Element data from apps and pages

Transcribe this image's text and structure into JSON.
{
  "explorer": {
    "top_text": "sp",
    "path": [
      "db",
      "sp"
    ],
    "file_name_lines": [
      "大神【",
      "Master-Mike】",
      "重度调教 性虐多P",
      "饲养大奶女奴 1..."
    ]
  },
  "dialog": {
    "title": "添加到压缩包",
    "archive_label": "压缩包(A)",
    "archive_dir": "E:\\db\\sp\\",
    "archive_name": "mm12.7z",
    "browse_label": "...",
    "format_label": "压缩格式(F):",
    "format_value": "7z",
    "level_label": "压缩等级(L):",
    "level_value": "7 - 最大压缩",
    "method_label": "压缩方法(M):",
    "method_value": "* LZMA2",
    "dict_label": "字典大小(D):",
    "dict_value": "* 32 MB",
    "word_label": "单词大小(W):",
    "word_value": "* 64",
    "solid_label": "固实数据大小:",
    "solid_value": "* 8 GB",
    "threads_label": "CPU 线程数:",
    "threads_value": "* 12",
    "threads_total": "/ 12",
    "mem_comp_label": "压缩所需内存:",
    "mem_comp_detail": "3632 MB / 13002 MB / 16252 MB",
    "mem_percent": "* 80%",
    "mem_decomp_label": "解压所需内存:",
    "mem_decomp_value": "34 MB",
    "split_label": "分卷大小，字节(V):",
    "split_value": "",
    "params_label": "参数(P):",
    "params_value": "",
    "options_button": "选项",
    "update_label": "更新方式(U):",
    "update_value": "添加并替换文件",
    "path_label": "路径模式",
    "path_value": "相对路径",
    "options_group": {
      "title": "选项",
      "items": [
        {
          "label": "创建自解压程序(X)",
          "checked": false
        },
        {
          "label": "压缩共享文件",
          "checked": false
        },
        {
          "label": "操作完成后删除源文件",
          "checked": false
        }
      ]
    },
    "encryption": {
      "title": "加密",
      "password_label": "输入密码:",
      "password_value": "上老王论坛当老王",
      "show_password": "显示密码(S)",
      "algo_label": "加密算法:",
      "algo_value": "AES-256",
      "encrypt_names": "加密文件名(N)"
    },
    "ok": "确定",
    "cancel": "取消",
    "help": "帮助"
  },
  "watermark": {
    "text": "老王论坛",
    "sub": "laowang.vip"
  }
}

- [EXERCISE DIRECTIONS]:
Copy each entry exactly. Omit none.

- [ANSWER TO THE EXERCISE]:
Transcribe this image's text and structure into JSON.
{
  "explorer": {
    "top_text": "sp",
    "path": [
      "db",
      "sp"
    ],
    "file_name_lines": [
      "大神【",
      "Master-Mike】",
      "重度调教 性虐多P",
      "饲养大奶女奴 1..."
    ]
  },
  "dialog": {
    "title": "添加到压缩包",
    "archive_label": "压缩包(A)",
    "archive_dir": "E:\\db\\sp\\",
    "archive_name": "mm12.7z",
    "browse_label": "...",
    "format_label": "压缩格式(F):",
    "format_value": "7z",
    "level_label": "压缩等级(L):",
    "level_value": "7 - 最大压缩",
    "method_label": "压缩方法(M):",
    "method_value": "* LZMA2",
    "dict_label": "字典大小(D):",
    "dict_value": "* 32 MB",
    "word_label": "单词大小(W):",
    "word_value": "* 64",
    "solid_label": "固实数据大小:",
    "solid_value": "* 8 GB",
    "threads_label": "CPU 线程数:",
    "threads_value": "* 12",
    "threads_total": "/ 12",
    "mem_comp_label": "压缩所需内存:",
    "mem_comp_detail": "3632 MB / 13002 MB / 16252 MB",
    "mem_percent": "* 80%",
    "mem_decomp_label": "解压所需内存:",
    "mem_decomp_value": "34 MB",
    "split_label": "分卷大小，字节(V):",
    "split_value": "",
    "params_label": "参数(P):",
    "params_value": "",
    "options_button": "选项",
    "update_label": "更新方式(U):",
    "update_value": "添加并替换文件",
    "path_label": "路径模式",
    "path_value": "相对路径",
    "options_group": {
      "title": "选项",
      "items": [
        {
          "label": "创建自解压程序(X)",
          "checked": false
        },
        {
          "label": "压缩共享文件",
          "checked": false
        },
        {
          "label": "操作完成后删除源文件",
          "checked": false
        }
      ]
    },
    "encryption": {
      "title": "加密",
      "password_label": "输入密码:",
      "password_value": "上老王论坛当老王",
      "show_password": "显示密码(S)",
      "algo_label": "加密算法:",
      "algo_value": "AES-256",
      "encrypt_names": "加密文件名(N)"
    },
    "ok": "确定",
    "cancel": "取消",
    "help": "帮助"
  },
  "watermark": {
    "text": "老王论坛",
    "sub": "laowang.vip"
  }
}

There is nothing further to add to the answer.